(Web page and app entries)
________________________

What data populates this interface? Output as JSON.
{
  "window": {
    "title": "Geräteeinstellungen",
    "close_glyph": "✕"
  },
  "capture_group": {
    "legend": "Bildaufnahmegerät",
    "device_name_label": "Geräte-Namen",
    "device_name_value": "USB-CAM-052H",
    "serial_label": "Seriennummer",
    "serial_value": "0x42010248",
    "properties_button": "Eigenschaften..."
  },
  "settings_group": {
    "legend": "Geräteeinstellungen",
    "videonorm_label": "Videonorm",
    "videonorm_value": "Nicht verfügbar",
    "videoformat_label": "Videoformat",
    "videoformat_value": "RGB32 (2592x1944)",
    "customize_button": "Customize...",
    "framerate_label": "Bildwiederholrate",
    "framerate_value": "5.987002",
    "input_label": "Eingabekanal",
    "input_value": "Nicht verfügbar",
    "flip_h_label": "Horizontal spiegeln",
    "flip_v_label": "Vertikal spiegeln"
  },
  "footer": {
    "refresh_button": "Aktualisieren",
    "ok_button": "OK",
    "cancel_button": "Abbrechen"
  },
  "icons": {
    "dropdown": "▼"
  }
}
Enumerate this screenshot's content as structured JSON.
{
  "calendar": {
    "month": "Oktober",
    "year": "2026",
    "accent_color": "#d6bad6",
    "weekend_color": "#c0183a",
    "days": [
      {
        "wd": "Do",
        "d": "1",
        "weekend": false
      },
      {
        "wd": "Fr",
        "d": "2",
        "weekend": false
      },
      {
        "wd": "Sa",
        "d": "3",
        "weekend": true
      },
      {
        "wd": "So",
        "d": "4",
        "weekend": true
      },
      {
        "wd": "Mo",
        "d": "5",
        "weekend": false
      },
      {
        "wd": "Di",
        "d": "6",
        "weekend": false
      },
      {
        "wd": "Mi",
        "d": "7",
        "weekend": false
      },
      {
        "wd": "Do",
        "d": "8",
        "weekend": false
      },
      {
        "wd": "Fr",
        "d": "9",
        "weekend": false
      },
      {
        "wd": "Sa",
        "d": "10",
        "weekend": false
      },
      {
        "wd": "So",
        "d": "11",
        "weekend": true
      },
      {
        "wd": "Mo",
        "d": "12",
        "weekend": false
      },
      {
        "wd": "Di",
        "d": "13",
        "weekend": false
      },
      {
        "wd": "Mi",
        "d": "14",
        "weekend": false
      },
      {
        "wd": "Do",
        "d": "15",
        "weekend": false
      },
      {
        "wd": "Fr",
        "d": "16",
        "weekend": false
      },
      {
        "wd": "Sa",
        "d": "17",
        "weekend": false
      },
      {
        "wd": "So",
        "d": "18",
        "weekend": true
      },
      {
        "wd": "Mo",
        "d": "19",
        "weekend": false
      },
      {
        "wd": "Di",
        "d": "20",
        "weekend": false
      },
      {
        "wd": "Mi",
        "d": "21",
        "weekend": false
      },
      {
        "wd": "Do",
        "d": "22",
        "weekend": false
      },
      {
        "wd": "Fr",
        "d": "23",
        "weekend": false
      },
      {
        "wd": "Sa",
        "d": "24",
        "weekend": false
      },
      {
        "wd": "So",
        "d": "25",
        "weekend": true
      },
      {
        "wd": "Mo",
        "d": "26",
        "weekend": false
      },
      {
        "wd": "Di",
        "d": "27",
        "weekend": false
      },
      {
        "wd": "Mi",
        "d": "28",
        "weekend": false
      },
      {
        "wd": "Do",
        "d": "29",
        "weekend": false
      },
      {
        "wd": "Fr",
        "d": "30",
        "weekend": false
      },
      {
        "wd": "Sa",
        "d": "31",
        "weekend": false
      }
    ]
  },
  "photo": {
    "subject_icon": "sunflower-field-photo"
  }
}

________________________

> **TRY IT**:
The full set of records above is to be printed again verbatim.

> **TASK ANSWER**:
What data populates this interface? Output as JSON.
{
  "window": {
    "title": "Geräteeinstellungen",
    "close_glyph": "✕"
  },
  "capture_group": {
    "legend": "Bildaufnahmegerät",
    "device_name_label": "Geräte-Namen",
    "device_name_value": "USB-CAM-052H",
    "serial_label": "Seriennummer",
    "serial_value": "0x42010248",
    "properties_button": "Eigenschaften..."
  },
  "settings_group": {
    "legend": "Geräteeinstellungen",
    "videonorm_label": "Videonorm",
    "videonorm_value": "Nicht verfügbar",
    "videoformat_label": "Videoformat",
    "videoformat_value": "RGB32 (2592x1944)",
    "customize_button": "Customize...",
    "framerate_label": "Bildwiederholrate",
    "framerate_value": "5.987002",
    "input_label": "Eingabekanal",
    "input_value": "Nicht verfügbar",
    "flip_h_label": "Horizontal spiegeln",
    "flip_v_label": "Vertikal spiegeln"
  },
  "footer": {
    "refresh_button": "Aktualisieren",
    "ok_button": "OK",
    "cancel_button": "Abbrechen"
  },
  "icons": {
    "dropdown": "▼"
  }
}
Enumerate this screenshot's content as structured JSON.
{
  "calendar": {
    "month": "Oktober",
    "year": "2026",
    "accent_color": "#d6bad6",
    "weekend_color": "#c0183a",
    "days": [
      {
        "wd": "Do",
        "d": "1",
        "weekend": false
      },
      {
        "wd": "Fr",
        "d": "2",
        "weekend": false
      },
      {
        "wd": "Sa",
        "d": "3",
        "weekend": true
      },
      {
        "wd": "So",
        "d": "4",
        "weekend": true
      },
      {
        "wd": "Mo",
        "d": "5",
        "weekend": false
      },
      {
        "wd": "Di",
        "d": "6",
        "weekend": false
      },
      {
        "wd": "Mi",
        "d": "7",
        "weekend": false
      },
      {
        "wd": "Do",
        "d": "8",
        "weekend": false
      },
      {
        "wd": "Fr",
        "d": "9",
        "weekend": false
      },
      {
        "wd": "Sa",
        "d": "10",
        "weekend": false
      },
      {
        "wd": "So",
        "d": "11",
        "weekend": true
      },
      {
        "wd": "Mo",
        "d": "12",
        "weekend": false
      },
      {
        "wd": "Di",
        "d": "13",
        "weekend": false
      },
      {
        "wd": "Mi",
        "d": "14",
        "weekend": false
      },
      {
        "wd": "Do",
        "d": "15",
        "weekend": false
      },
      {
        "wd": "Fr",
        "d": "16",
        "weekend": false
      },
      {
        "wd": "Sa",
        "d": "17",
        "weekend": false
      },
      {
        "wd": "So",
        "d": "18",
        "weekend": true
      },
      {
        "wd": "Mo",
        "d": "19",
        "weekend": false
      },
      {
        "wd": "Di",
        "d": "20",
        "weekend": false
      },
      {
        "wd": "Mi",
        "d": "21",
        "weekend": false
      },
      {
        "wd": "Do",
        "d": "22",
        "weekend": false
      },
      {
        "wd": "Fr",
        "d": "23",
        "weekend": false
      },
      {
        "wd": "Sa",
        "d": "24",
        "weekend": false
      },
      {
        "wd": "So",
        "d": "25",
        "weekend": true
      },
      {
        "wd": "Mo",
        "d": "26",
        "weekend": false
      },
      {
        "wd": "Di",
        "d": "27",
        "weekend": false
      },
      {
        "wd": "Mi",
        "d": "28",
        "weekend": false
      },
      {
        "wd": "Do",
        "d": "29",
        "weekend": false
      },
      {
        "wd": "Fr",
        "d": "30",
        "weekend": false
      },
      {
        "wd": "Sa",
        "d": "31",
        "weekend": false
      }
    ]
  },
  "photo": {
    "subject_icon": "sunflower-field-photo"
  }
}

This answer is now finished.